**Work task:**
Tally the lines in the following entries that include the word "Fehler"; state only the total.

**Information:**

—————

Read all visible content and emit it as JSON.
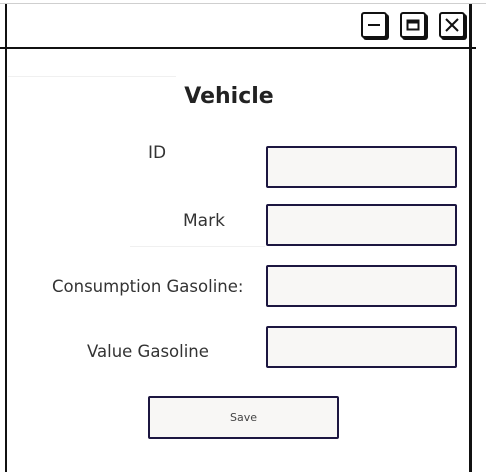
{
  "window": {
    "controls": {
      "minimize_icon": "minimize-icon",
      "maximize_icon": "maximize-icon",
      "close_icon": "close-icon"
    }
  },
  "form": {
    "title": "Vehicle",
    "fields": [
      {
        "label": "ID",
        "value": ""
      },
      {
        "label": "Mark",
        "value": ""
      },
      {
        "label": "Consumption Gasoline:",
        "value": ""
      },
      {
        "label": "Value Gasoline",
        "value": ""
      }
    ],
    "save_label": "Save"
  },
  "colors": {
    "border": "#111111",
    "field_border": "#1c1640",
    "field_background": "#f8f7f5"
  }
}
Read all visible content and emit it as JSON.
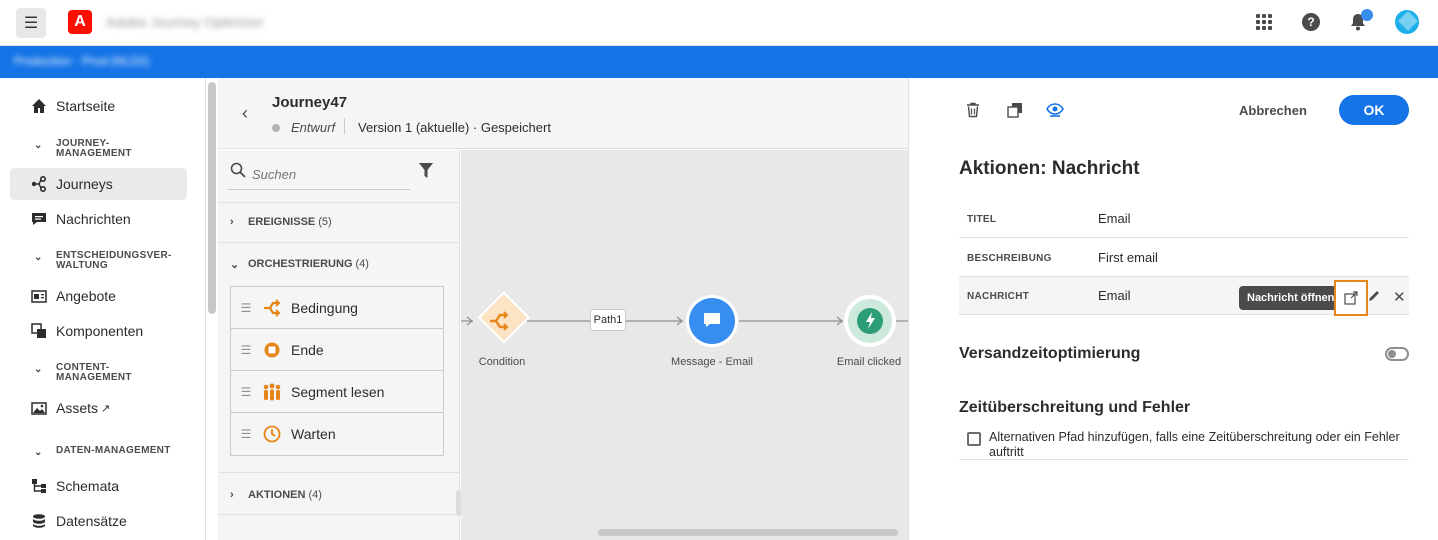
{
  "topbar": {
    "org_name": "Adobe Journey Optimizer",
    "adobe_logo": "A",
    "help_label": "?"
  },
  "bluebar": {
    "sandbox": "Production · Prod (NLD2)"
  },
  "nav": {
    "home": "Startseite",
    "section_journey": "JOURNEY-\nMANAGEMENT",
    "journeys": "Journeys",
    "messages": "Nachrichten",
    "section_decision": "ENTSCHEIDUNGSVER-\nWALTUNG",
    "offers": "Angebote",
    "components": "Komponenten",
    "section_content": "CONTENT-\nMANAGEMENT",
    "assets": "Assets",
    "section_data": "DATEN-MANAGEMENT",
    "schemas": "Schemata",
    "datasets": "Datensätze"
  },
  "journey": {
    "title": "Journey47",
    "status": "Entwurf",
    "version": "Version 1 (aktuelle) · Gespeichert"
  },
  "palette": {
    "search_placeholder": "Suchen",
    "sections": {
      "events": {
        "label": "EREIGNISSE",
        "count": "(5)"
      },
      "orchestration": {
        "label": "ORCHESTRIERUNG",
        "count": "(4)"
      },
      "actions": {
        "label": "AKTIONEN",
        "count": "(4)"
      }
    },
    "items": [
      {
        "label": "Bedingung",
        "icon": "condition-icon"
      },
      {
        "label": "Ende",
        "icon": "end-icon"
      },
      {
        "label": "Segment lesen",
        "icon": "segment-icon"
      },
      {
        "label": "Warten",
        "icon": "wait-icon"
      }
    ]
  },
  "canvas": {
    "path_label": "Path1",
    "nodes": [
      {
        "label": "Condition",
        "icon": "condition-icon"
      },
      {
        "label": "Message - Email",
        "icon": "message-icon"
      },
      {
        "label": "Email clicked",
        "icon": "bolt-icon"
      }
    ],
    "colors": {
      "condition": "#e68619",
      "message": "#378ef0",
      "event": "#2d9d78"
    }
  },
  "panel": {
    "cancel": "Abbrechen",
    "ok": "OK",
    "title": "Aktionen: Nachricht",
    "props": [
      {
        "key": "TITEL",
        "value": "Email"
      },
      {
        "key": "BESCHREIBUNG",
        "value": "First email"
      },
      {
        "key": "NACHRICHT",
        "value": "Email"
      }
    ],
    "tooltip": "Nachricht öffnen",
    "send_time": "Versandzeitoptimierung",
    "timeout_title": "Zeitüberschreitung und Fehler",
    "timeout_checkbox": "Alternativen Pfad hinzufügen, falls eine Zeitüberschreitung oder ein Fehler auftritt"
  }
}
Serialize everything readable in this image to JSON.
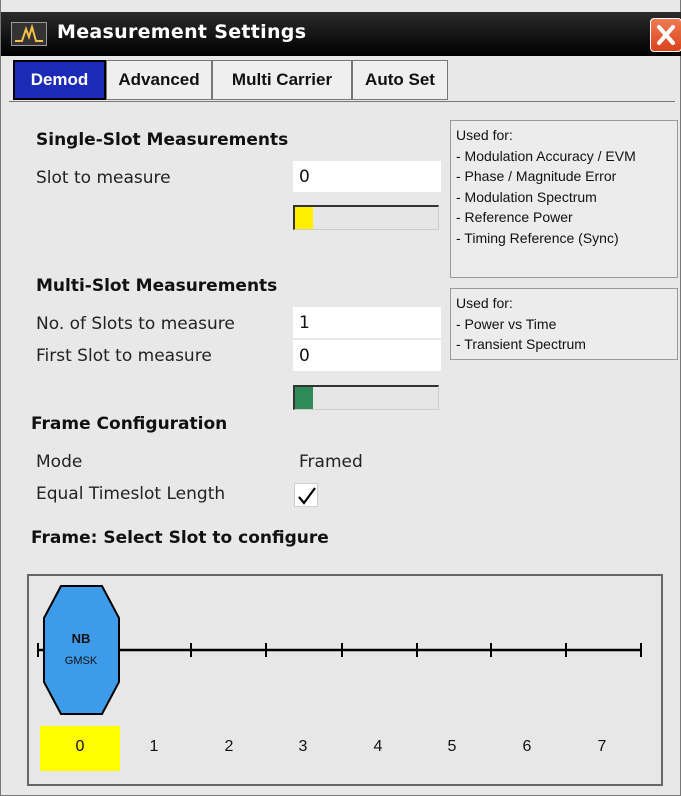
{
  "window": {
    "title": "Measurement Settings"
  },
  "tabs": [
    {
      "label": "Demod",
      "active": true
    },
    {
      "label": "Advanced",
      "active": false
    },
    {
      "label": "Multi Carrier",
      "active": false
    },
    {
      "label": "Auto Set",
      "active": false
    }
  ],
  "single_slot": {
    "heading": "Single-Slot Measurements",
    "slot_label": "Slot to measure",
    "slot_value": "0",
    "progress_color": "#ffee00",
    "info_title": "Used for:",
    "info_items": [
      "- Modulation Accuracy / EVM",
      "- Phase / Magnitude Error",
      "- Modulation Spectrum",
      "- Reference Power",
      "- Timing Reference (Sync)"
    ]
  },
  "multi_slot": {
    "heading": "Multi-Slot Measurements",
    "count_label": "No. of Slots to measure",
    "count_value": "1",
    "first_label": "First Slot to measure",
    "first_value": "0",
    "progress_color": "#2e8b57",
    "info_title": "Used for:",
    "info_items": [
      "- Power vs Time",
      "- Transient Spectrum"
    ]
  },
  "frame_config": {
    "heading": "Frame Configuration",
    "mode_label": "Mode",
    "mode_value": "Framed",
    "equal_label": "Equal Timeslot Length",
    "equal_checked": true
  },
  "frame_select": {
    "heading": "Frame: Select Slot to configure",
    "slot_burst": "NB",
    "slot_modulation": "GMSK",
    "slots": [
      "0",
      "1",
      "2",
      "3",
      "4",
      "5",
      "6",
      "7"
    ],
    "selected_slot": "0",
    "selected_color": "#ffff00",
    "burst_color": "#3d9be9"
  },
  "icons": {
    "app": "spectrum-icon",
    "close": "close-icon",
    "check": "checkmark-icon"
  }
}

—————

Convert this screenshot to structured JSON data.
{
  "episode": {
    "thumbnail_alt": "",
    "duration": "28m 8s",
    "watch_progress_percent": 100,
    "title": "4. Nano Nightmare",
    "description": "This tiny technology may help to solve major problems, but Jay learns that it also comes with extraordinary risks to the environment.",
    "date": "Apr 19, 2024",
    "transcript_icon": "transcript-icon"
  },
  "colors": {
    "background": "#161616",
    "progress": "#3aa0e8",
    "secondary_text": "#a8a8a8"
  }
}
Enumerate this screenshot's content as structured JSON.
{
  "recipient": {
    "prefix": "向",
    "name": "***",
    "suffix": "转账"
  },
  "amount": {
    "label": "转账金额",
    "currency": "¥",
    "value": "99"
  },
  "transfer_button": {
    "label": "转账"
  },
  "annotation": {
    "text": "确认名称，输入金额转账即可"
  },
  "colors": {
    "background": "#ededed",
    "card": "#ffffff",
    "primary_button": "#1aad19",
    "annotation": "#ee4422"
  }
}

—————

**Solved problem:**
2